### Try it
Which lines of the data contain the string "title"? Copy every one.

### Dataset excerpts
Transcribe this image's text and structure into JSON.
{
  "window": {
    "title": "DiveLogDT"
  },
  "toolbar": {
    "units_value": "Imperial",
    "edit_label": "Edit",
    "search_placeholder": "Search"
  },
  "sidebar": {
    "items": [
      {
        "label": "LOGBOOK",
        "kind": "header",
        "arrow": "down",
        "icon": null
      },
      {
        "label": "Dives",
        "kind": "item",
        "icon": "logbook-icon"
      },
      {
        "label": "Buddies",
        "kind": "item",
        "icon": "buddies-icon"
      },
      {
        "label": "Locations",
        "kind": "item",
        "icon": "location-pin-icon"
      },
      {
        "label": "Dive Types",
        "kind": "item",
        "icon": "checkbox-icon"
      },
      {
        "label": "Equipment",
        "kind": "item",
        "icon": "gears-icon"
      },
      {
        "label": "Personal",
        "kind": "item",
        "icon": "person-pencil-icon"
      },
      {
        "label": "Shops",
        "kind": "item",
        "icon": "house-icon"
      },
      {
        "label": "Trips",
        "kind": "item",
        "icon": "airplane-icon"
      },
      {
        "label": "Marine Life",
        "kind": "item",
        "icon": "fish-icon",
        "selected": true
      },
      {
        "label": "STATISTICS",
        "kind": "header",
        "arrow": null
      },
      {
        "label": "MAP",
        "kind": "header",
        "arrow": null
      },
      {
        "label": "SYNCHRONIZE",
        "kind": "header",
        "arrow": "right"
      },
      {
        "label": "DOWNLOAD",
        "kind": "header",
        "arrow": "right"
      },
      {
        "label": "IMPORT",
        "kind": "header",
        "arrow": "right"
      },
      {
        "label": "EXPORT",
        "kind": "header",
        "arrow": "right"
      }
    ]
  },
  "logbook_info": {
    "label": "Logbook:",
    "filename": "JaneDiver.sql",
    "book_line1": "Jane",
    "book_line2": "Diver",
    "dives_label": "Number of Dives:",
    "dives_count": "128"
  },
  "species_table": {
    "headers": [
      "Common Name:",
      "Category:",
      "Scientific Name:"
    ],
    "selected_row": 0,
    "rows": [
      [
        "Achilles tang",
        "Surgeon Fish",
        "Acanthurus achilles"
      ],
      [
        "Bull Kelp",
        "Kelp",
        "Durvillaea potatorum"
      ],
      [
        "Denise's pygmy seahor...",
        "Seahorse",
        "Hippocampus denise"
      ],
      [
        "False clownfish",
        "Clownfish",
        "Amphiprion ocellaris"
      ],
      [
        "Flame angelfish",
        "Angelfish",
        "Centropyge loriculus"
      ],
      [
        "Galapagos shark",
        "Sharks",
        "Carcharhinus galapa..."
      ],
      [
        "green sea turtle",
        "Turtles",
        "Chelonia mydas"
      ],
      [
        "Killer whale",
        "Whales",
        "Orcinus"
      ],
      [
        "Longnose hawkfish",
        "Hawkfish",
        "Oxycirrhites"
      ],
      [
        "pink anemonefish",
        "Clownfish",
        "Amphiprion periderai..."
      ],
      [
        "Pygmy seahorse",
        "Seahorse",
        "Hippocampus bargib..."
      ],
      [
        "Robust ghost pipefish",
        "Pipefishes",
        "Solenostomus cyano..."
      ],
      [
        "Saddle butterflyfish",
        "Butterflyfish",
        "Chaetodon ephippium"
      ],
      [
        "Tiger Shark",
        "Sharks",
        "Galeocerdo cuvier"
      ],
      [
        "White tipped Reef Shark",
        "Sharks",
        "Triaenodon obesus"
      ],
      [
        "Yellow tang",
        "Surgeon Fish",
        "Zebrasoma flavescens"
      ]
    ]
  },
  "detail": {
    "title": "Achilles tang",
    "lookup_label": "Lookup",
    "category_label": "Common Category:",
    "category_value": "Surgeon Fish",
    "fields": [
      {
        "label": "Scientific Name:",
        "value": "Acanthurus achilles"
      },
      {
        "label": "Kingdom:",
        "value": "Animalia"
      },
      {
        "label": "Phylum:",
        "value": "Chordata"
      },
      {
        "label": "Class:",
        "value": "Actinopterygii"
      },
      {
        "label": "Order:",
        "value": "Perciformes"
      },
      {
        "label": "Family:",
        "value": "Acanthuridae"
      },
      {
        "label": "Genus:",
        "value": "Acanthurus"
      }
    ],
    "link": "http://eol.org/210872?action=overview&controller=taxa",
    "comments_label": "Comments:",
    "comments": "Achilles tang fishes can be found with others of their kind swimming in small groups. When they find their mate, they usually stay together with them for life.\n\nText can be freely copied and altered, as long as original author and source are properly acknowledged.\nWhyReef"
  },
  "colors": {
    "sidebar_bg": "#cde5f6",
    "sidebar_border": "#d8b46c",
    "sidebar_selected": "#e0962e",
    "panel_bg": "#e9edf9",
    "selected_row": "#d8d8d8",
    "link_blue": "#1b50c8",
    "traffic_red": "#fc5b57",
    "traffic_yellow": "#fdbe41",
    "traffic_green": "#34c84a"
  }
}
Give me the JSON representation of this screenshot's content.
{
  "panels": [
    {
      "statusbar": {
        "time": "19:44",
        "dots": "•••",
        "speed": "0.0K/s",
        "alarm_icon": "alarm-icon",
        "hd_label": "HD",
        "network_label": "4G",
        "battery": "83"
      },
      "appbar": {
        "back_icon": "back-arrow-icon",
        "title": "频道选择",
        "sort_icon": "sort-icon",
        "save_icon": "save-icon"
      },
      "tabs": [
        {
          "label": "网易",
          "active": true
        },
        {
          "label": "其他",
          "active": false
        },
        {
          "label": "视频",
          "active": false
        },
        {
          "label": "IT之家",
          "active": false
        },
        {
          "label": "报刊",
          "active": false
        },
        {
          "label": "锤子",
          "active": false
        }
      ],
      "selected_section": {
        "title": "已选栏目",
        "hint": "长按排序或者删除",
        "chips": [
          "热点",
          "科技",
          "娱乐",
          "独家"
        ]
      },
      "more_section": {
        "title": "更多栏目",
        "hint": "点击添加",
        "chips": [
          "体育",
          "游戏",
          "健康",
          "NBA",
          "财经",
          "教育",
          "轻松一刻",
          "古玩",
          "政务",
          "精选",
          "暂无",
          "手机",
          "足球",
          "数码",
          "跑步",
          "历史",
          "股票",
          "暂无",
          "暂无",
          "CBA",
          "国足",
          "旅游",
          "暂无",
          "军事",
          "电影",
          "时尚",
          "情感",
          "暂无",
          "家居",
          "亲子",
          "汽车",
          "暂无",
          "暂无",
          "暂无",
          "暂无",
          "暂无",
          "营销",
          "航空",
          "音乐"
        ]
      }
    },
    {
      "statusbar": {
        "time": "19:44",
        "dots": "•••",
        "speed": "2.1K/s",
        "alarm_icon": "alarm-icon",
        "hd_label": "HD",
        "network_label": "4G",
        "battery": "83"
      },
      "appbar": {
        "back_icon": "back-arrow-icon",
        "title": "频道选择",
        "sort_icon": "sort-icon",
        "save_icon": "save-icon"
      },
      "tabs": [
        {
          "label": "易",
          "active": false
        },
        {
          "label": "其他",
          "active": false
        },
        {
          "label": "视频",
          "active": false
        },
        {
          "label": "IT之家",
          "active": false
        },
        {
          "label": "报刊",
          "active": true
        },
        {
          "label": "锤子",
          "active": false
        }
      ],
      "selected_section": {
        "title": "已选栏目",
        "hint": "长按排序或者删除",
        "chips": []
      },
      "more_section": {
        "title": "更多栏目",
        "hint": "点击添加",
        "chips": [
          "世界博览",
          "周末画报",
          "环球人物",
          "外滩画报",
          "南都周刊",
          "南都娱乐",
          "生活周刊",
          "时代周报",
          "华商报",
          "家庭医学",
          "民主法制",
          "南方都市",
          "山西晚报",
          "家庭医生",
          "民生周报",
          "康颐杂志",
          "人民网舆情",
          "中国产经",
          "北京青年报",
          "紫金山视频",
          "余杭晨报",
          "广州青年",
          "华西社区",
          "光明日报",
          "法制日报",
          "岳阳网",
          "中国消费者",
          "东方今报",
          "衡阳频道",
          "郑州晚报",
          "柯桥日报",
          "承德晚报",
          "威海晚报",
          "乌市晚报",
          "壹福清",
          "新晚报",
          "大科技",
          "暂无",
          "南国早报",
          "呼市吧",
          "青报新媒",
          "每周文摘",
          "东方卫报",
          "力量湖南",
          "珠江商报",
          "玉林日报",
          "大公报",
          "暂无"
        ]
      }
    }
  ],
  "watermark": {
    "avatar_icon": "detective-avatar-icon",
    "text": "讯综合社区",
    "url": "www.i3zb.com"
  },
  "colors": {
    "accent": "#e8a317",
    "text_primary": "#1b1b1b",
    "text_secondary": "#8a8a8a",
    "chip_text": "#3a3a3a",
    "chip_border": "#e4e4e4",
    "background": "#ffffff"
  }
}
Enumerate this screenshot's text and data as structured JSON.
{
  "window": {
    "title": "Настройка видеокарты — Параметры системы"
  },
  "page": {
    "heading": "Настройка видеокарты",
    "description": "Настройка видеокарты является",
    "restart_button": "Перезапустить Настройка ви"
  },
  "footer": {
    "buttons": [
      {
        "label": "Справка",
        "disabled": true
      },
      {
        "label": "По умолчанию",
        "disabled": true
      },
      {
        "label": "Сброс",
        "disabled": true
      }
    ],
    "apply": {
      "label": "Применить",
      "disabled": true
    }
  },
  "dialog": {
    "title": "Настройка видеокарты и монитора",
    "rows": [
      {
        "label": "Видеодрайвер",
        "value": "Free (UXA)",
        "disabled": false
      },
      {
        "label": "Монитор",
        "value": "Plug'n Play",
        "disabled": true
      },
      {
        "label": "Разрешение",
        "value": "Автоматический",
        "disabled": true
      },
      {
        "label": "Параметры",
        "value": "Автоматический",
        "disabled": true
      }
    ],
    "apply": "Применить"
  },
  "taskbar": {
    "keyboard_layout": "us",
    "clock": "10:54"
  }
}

### Answer section
    "title": "DiveLogDT"
    "title": "Achilles tang",
        "title": "频道选择",
        "title": "已选栏目",
        "title": "更多栏目",
        "title": "频道选择",
        "title": "已选栏目",
        "title": "更多栏目",
    "title": "Настройка видеокарты — Параметры системы"
    "title": "Настройка видеокарты и монитора",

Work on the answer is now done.